* What to do
Copy all the lines of the data that include the word "source".

═══ Material shown

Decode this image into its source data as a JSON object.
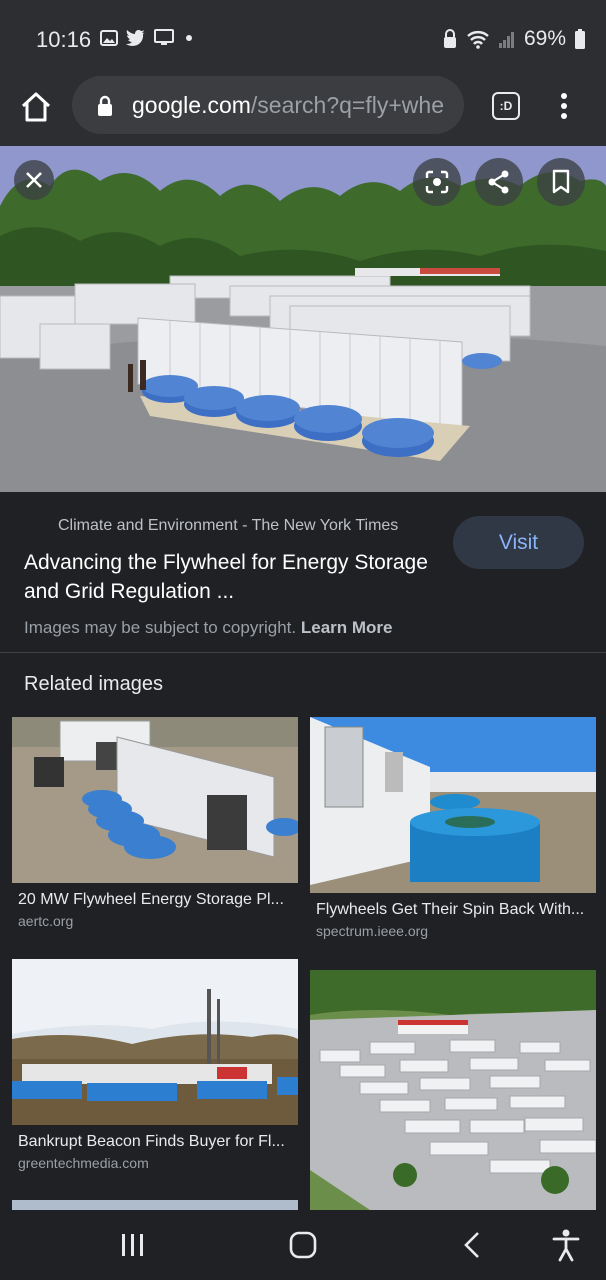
{
  "status_bar": {
    "time": "10:16",
    "battery_percent": "69%"
  },
  "address_bar": {
    "url_host": "google.com",
    "url_path": "/search?q=fly+whe",
    "tabs_label": ":D"
  },
  "image_detail": {
    "source": "Climate and Environment - The New York Times",
    "title": "Advancing the Flywheel for Energy Storage and Grid Regulation ...",
    "visit_label": "Visit",
    "copyright_text": "Images may be subject to copyright.",
    "learn_more_label": "Learn More"
  },
  "related": {
    "heading": "Related images",
    "items": [
      {
        "title": "20 MW Flywheel Energy Storage Pl...",
        "site": "aertc.org"
      },
      {
        "title": "Flywheels Get Their Spin Back With...",
        "site": "spectrum.ieee.org"
      },
      {
        "title": "Bankrupt Beacon Finds Buyer for Fl...",
        "site": "greentechmedia.com"
      },
      {
        "title": "",
        "site": ""
      }
    ]
  },
  "colors": {
    "background": "#202124",
    "accent": "#8ab4f8",
    "container_blue": "#3d6fc4"
  }
}
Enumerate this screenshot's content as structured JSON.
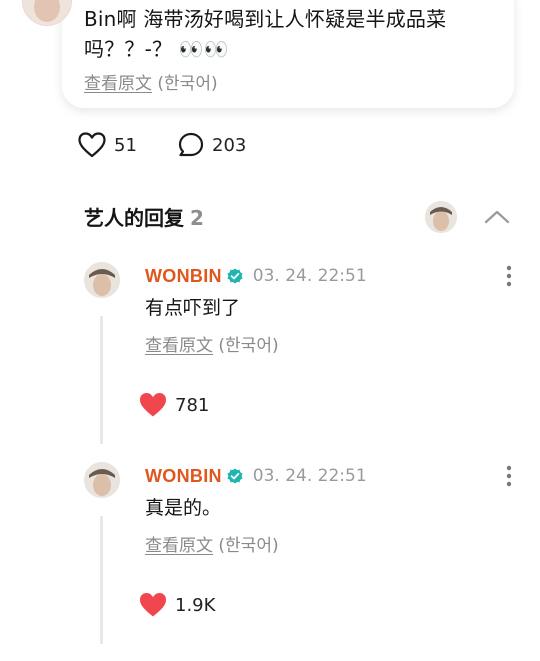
{
  "post": {
    "line1": "Bin啊 海带汤好喝到让人怀疑是半成品菜",
    "line2": "吗？？-？ 👀👀",
    "translate_link": "查看原文",
    "translate_lang": "(한국어)"
  },
  "stats": {
    "likes": "51",
    "comments": "203"
  },
  "artist_replies": {
    "title": "艺人的回复",
    "count": "2"
  },
  "replies": [
    {
      "author": "WONBIN",
      "timestamp": "03. 24. 22:51",
      "text": "有点吓到了",
      "translate_link": "查看原文",
      "translate_lang": "(한국어)",
      "likes": "781"
    },
    {
      "author": "WONBIN",
      "timestamp": "03. 24. 22:51",
      "text": "真是的。",
      "translate_link": "查看原文",
      "translate_lang": "(한국어)",
      "likes": "1.9K"
    }
  ],
  "icons": {
    "heart_outline": "heart-outline-icon",
    "comment": "comment-bubble-icon",
    "heart_filled": "heart-filled-icon",
    "verified": "verified-badge-icon",
    "more": "more-vertical-icon",
    "collapse": "chevron-up-icon"
  },
  "colors": {
    "author": "#e0561c",
    "verified": "#1fb5b0",
    "heart": "#f2464f",
    "muted": "#8a8a8a"
  }
}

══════

* Solution
Decode this image into its source data as a JSON object.
    "source": "Climate and Environment - The New York Times",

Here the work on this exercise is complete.